Father Fidelis was appointed by the Congregation for the Propagation of the Faith in Rome to preach, teach, and write in present-day Switzerland, with the goal of exhorting the people to return to the embrace of the Mother Church which had given them birth. Father Fidelis desired martyrdom, and it came for him soon enough. In Switzerland, his zeal and example brought some prominent Calvinists back to the true Faith. This made him an official enemy of the Calvinists who controlled much of the territory. When traveling between two towns where he was preaching and saying Mass, Fidelis was confronted along the road by Calvinist soldiers led by a minister. Fidelis had recently caused an uproar in a nearby town and had barely escaped with his life. The soldiers knew exactly who he was. They demanded that he abandon his Faith. Fidelis answered, “I was sent to convince you to return to the Church, not to embrace your heresy.
His skull was then cracked open with the butt of a sword, his body punctured with stabs, and his left leg hacked off in retribution for the numerous journeys he had made into Protestant territory. Saint Fidelis died at the age of forty-five, ten years after entering religious life. The first fruits of his martyrdom were the conversion of the Protestant minister who witnessed his gruesome death. St. Fidelis was certainly an ardent preacher but he responded to God’s tests with great love and faith he never held anything back He never focused on what he didn’t have. He not only angered the local officials with his preaching but with his devotion to all the poor and the suffering. taking care of the widows and orphans.
St. John Paul II said of St. Fidelis in a homily about the martyrs of the Counter-Reformation, ” A martyr is a person who, like Christ bears witness to the truth, Still more, he or she is a person who bears witness to Christ who is himself the fullness of truth”.
Reflect, today, upon the precious gift of even a little faith. So often we find ourselves in difficult situations where we don’t know what to do. We should strive to have at least a little faith so that Jesus has something to work with.
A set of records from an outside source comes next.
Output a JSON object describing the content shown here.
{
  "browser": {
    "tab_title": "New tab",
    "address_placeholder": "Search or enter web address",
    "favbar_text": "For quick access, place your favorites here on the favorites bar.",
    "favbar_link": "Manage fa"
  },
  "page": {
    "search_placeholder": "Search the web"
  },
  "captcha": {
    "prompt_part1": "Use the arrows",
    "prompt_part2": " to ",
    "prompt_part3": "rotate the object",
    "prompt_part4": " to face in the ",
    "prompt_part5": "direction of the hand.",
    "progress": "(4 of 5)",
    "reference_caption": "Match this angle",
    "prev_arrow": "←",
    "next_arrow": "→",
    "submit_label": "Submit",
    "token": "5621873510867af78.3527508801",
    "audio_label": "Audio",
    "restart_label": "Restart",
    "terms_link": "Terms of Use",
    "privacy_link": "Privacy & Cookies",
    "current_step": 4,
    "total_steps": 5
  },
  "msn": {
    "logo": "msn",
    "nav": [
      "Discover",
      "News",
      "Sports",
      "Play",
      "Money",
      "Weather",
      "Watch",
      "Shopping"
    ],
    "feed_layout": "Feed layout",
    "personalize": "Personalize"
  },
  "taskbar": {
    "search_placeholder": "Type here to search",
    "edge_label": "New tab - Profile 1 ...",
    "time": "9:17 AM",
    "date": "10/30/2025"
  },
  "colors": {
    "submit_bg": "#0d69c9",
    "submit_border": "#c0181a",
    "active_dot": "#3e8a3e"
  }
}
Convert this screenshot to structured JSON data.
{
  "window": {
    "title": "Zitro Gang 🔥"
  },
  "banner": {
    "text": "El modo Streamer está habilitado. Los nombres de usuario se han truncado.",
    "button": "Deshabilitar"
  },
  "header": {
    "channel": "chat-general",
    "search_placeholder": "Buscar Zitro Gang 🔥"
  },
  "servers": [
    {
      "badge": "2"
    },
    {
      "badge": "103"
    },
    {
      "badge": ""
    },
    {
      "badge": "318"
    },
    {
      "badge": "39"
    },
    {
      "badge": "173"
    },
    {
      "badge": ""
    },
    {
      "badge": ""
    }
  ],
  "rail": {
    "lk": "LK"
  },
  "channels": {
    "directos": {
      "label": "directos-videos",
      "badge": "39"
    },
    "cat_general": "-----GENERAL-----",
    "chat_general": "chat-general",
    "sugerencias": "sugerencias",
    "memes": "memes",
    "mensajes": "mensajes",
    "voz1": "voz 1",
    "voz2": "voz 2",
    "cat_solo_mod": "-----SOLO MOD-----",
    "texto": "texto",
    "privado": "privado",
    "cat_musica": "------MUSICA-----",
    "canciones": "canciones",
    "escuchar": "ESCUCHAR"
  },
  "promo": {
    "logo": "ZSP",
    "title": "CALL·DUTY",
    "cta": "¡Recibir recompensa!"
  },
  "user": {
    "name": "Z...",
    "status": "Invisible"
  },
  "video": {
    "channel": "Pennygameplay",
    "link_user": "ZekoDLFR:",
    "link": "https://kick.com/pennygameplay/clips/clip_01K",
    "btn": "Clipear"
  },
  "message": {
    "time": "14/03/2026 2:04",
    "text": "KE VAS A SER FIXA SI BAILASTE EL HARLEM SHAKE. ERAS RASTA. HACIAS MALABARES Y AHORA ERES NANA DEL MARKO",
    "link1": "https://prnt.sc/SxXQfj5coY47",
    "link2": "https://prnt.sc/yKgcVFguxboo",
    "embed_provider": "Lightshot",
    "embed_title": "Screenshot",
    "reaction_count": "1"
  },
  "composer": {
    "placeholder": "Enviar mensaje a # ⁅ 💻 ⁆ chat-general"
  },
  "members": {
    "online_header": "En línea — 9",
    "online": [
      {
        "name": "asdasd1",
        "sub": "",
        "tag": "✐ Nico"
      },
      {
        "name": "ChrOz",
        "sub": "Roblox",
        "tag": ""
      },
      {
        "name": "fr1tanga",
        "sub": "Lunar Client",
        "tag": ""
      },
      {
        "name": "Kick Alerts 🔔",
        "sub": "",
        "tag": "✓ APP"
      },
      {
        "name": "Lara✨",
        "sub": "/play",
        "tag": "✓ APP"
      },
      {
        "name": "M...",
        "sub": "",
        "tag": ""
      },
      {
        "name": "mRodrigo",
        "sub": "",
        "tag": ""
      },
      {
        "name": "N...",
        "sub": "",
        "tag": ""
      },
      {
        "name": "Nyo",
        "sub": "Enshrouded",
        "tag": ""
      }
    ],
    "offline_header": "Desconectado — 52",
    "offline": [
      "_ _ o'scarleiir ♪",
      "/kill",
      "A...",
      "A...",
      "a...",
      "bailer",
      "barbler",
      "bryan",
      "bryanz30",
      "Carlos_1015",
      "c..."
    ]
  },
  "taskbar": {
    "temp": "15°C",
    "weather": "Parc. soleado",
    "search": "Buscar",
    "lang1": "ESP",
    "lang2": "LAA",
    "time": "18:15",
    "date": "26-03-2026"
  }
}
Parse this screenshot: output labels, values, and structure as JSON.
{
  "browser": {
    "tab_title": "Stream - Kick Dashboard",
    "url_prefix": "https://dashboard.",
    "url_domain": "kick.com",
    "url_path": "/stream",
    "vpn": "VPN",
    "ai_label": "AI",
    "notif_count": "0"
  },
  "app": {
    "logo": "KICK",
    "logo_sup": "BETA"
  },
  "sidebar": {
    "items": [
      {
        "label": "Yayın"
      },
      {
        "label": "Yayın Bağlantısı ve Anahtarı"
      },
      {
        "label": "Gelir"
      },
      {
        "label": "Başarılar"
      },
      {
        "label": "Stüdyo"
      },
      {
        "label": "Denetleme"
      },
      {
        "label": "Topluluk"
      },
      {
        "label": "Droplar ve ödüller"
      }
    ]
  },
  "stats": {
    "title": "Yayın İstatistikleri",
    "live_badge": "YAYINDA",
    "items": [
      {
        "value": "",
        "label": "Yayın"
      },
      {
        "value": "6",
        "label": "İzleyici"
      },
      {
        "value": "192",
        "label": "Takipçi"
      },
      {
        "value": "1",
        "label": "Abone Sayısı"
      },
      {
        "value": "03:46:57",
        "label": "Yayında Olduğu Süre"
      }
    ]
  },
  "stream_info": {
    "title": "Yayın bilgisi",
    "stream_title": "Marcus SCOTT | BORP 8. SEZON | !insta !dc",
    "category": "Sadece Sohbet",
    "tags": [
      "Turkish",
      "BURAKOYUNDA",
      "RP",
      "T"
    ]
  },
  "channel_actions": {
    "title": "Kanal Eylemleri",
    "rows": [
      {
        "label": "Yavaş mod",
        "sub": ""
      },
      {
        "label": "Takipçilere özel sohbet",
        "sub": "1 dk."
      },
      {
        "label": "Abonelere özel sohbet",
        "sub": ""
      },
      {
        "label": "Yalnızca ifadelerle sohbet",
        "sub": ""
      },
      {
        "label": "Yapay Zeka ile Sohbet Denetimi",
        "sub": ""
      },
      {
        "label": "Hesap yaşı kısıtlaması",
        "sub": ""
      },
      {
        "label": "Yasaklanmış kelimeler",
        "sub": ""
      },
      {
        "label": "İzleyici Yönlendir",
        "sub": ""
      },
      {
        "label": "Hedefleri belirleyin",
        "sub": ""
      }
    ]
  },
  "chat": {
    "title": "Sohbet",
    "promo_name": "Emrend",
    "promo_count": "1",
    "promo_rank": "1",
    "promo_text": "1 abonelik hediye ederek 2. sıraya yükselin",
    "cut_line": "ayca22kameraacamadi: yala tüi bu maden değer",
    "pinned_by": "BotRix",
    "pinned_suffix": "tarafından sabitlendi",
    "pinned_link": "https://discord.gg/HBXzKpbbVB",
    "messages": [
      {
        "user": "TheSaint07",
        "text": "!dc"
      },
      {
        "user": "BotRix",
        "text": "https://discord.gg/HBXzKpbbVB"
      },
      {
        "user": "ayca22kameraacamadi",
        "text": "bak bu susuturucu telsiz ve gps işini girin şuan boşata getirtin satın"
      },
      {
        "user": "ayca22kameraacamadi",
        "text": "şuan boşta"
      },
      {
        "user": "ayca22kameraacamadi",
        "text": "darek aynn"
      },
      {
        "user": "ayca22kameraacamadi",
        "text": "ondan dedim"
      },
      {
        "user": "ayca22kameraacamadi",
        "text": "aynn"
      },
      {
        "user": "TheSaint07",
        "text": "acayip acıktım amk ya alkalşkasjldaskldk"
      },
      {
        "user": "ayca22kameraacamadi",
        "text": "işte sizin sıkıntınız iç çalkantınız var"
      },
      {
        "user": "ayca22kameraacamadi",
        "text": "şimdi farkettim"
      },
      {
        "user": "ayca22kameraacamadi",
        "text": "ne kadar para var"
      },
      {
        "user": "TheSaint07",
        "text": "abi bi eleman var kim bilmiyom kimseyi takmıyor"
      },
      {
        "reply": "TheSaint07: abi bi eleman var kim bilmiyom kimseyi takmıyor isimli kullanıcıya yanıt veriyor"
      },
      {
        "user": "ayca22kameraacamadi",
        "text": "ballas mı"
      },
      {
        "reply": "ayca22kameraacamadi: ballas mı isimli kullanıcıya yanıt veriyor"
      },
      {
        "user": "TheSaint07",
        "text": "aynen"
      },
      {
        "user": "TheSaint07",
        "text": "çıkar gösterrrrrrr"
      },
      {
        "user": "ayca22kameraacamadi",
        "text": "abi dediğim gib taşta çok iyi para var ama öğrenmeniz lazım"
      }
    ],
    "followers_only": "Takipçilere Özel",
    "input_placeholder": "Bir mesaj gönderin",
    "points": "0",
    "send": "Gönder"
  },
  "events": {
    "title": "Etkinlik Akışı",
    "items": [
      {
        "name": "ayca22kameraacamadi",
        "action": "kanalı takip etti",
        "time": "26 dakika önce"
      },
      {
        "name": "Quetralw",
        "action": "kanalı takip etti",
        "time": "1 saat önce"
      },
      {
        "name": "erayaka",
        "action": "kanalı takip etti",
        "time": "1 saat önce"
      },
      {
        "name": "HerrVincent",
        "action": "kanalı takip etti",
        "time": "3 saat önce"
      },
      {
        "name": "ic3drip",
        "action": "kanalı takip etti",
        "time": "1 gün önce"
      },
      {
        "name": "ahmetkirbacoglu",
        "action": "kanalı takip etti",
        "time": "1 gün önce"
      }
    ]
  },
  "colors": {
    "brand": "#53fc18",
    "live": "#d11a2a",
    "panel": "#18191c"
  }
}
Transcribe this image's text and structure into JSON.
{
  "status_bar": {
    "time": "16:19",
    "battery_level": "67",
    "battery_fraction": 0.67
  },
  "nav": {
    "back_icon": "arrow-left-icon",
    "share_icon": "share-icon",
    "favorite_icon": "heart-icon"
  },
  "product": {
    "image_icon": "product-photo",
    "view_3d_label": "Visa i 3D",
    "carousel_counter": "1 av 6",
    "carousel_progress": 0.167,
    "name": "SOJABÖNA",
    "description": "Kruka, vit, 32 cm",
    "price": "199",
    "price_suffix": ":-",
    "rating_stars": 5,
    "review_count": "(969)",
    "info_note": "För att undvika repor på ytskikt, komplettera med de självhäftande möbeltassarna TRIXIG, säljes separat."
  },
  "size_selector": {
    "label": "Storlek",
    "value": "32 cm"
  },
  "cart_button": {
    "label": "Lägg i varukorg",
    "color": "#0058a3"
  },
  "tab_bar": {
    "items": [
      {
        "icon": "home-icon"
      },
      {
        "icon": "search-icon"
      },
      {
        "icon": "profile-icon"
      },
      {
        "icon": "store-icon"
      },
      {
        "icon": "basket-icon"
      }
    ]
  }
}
No, we may not have the full picture of what He wants to do, but we should at least have a small inkling of the direction God is leading. If we can at least manifest this little faith, then we too will pass the test.
May God bless you.
Rev. Fr. Douglas A. Ondeck